Darby Allin, Sting, and Sammy Guevara vs. Andrade El Idolo, Matt Hardy, and Isiah Kassidy: The pay-per-view really didn’t need this match, but everyone involved stepped up and worked hard to deliver a wild spectacle. Watching 62 year-old Sting go into New Jack mode by doing a balcony dive through multiple tables was completely unexpected fun.
Hook vs. QT Marshall: Another good showing for Hook. It felt like AEW was getting too aggressive with Marshall’s push during his feud with Cody Rhodes, but they’ve pulled back and found a good spot for him. Marshall is a good talker and it’s smart to have him working with some of the younger wrestlers.

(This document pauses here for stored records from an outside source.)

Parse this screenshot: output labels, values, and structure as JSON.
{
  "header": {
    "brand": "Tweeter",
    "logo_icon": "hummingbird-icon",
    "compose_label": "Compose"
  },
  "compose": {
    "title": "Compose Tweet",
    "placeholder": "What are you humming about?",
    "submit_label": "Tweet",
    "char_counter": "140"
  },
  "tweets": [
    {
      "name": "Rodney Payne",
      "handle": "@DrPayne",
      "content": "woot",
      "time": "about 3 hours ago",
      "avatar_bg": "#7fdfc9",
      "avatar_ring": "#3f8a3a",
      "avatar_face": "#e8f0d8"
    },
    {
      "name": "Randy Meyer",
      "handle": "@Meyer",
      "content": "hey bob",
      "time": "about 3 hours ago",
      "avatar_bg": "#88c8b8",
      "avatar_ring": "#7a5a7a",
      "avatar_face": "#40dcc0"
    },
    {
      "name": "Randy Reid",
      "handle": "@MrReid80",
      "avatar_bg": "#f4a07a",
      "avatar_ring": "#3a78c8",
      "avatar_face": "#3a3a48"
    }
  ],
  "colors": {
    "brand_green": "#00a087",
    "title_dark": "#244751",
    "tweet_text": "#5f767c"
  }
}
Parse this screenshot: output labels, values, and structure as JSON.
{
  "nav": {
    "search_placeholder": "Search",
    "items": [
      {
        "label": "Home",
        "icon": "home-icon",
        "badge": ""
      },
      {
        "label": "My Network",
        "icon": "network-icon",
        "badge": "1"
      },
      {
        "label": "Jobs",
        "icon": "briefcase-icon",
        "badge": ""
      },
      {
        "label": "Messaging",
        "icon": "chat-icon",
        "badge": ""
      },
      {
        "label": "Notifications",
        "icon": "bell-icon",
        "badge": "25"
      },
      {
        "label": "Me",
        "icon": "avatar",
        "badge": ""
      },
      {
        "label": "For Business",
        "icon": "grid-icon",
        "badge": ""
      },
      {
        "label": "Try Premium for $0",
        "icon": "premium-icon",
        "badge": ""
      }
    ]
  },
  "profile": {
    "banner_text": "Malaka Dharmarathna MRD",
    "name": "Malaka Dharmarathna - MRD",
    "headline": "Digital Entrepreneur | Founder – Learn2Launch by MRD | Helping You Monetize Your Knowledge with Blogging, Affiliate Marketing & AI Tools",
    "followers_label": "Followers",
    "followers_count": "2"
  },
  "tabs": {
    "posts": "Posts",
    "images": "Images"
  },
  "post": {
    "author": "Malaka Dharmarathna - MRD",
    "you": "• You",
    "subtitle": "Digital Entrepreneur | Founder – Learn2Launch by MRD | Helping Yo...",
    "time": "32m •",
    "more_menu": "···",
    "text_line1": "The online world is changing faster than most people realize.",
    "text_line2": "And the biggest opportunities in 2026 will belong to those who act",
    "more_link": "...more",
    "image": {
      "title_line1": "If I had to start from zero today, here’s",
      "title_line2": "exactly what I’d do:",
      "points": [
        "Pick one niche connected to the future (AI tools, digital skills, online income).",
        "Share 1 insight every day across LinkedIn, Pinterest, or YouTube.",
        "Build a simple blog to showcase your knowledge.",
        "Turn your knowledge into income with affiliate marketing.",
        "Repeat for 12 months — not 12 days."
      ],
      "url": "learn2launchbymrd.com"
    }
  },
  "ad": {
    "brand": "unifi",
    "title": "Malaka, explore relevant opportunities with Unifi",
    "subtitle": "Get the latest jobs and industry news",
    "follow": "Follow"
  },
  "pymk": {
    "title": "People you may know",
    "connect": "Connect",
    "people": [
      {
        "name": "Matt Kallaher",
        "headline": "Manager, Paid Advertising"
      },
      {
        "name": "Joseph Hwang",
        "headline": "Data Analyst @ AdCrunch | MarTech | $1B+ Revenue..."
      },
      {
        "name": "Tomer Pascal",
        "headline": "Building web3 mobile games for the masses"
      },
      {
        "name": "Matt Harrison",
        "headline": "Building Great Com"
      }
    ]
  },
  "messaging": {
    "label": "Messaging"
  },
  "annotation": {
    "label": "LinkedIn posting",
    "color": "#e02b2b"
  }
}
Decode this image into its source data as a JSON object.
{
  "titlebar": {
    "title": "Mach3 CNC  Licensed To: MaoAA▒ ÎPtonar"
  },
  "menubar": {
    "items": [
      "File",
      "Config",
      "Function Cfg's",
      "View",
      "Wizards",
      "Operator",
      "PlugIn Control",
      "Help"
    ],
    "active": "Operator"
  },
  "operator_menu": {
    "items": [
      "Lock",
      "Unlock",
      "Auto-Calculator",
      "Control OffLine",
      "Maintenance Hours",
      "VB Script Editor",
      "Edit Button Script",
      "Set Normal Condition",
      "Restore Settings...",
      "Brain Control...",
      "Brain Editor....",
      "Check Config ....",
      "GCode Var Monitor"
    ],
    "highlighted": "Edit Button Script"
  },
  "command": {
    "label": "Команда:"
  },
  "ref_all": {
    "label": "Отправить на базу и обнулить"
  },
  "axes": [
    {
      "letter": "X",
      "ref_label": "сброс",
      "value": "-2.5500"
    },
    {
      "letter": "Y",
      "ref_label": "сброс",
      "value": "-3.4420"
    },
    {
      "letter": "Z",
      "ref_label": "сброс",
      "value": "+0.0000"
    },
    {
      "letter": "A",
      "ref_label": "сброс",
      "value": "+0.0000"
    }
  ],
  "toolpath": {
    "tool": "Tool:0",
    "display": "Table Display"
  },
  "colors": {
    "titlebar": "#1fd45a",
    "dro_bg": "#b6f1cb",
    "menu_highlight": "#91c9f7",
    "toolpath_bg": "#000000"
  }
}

There are no signs of it happening, but I think Hook, Powerhouse Hobbs, and Ricky Starks could be a cool babyface faction. And since I’m already in fantasy booking mode, I’ll take a step further by adding that it would be a fun twist if Taz snapped because the trio moved on from Team Taz, and then became so jaded that he essentially becomes the Bobby Heenan to his son’s Hulk Hogan by lining up heel opponents for young Hook.
AEW Revolution Misses
Malakai Black, Brody King, and Buddy Matthews vs. Pac, Erick Redbeard, and Penta Oscuro: There’s simply too much happening in this feud. The House of Black is still being introduced and yet we also have Penta and Alex Abrahantes introducing their darker personas, as well as Redbeard being introduced as a replacement for Rey Fenix. There’s nothing wrong with any of those things individually, but it’s all too much when it’s taking place during the same feud. It feels like both sides need wins and would be better off moving in different directions regardless of how well they work together. Pac continues to feel wasted in Death Triangle. His angry persona screams loner, and he really belongs in the singles championship mix.
Britt Baker vs. Thunder Rosa for the AEW Women’s Championship: An understandable Miss. They had the tough task of following the dog collar match and had an unsatisfying match finish. But they are clearly building toward a rematch taking place in Rosa’s hometown of San Antonio on March 16, so this match felt like it was just a way to extend the feud. I’ll be surprised if we don’t get a title change in their next match.
Jade Cargill vs. Tay Conti for the TBS Championship: Conti felt like a rising star in the women’s division at one point, but she’s cooled off considerably. She cooled down before her AEW Women’s Championship match with Britt Baker, and then she was rushed into this title match loss. On the bright side, Cargill continues to improve and is already a star for AEW. This match didn’t really need to be on the card, but the company did a good job of spotlighting Cargill, and I like that they are giving her unbeaten streak the Goldberg treatment.
Leyla Hirsch vs. Kris Statlander: This was a decent match that felt like it could have just as easily aired on Dynamite or Rampage or even on Dark or Dark Elevation. It was more of an in the middle than a true Hit or a Miss. But it is an example of one of the matches that could have been trimmed from the lineup to make the overall show shorter and better. A five-hour show is asking a lot from most viewers. A five-hour show that ran until midnight eastern time is just too much. I’d really like to see AEW leave their pay-per-view audience wanting more. But if Tony Khan feels the marathon approach is the right way to go, then I hope he will considering moving the start time back an hour when they run Sunday night pay-per-views.